[Dataset records]
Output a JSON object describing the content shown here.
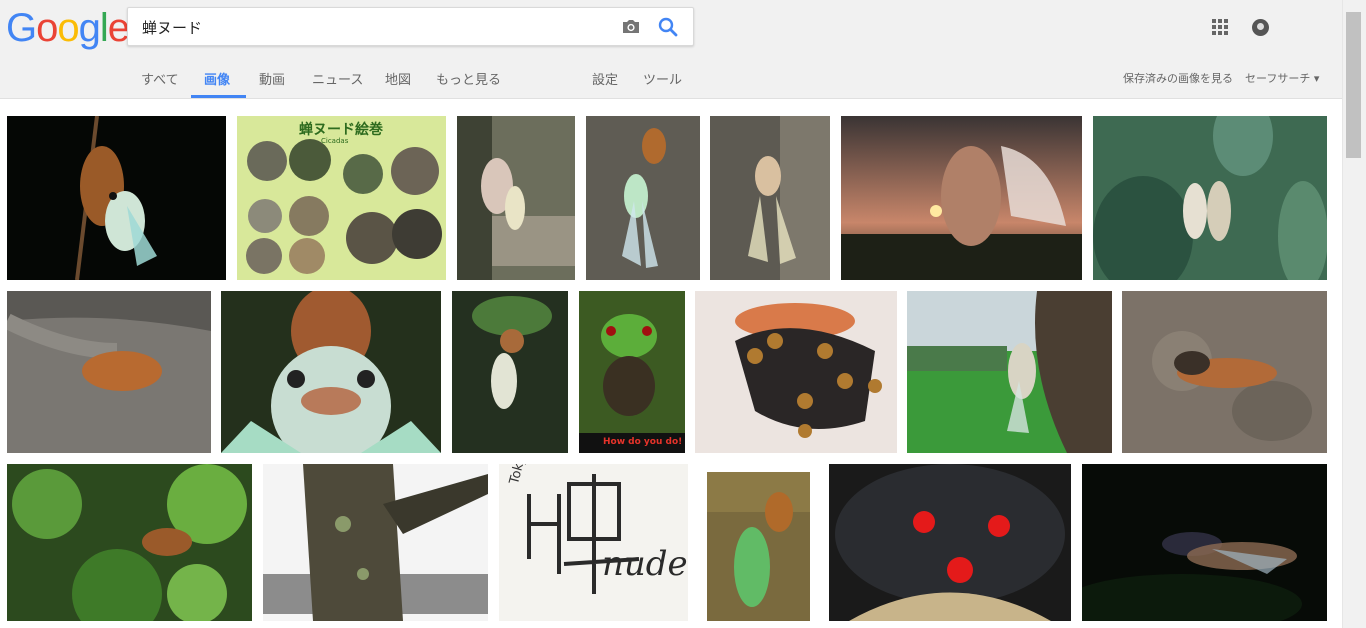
{
  "logo": {
    "letters": [
      "G",
      "o",
      "o",
      "g",
      "l",
      "e"
    ],
    "colors": [
      "#4285F4",
      "#EA4335",
      "#FBBC05",
      "#4285F4",
      "#34A853",
      "#EA4335"
    ]
  },
  "search": {
    "query": "蝉ヌード",
    "camera_icon": "camera-icon",
    "search_icon": "search-icon"
  },
  "tabs": [
    {
      "label": "すべて",
      "active": false
    },
    {
      "label": "画像",
      "active": true
    },
    {
      "label": "動画",
      "active": false
    },
    {
      "label": "ニュース",
      "active": false
    },
    {
      "label": "地図",
      "active": false
    },
    {
      "label": "もっと見る",
      "active": false
    },
    {
      "label": "設定",
      "active": false
    },
    {
      "label": "ツール",
      "active": false
    }
  ],
  "header_right": {
    "saved_images": "保存済みの画像を見る",
    "safe_search": "セーフサーチ ▾"
  },
  "accent_color": "#4285f4",
  "thumbnails": {
    "poster_title": "蝉ヌード絵巻",
    "poster_subtitle": "Cicadas",
    "how_do_you_do": "How do you do!",
    "tokyo_text": "Tokyo",
    "nude_text": "nude"
  }
}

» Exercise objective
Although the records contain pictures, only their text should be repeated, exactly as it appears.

» Response to this exercise
Output a JSON object describing the content shown here.
{
  "logo": {
    "letters": [
      "G",
      "o",
      "o",
      "g",
      "l",
      "e"
    ],
    "colors": [
      "#4285F4",
      "#EA4335",
      "#FBBC05",
      "#4285F4",
      "#34A853",
      "#EA4335"
    ]
  },
  "search": {
    "query": "蝉ヌード",
    "camera_icon": "camera-icon",
    "search_icon": "search-icon"
  },
  "tabs": [
    {
      "label": "すべて",
      "active": false
    },
    {
      "label": "画像",
      "active": true
    },
    {
      "label": "動画",
      "active": false
    },
    {
      "label": "ニュース",
      "active": false
    },
    {
      "label": "地図",
      "active": false
    },
    {
      "label": "もっと見る",
      "active": false
    },
    {
      "label": "設定",
      "active": false
    },
    {
      "label": "ツール",
      "active": false
    }
  ],
  "header_right": {
    "saved_images": "保存済みの画像を見る",
    "safe_search": "セーフサーチ ▾"
  },
  "accent_color": "#4285f4",
  "thumbnails": {
    "poster_title": "蝉ヌード絵巻",
    "poster_subtitle": "Cicadas",
    "how_do_you_do": "How do you do!",
    "tokyo_text": "Tokyo",
    "nude_text": "nude"
  }
}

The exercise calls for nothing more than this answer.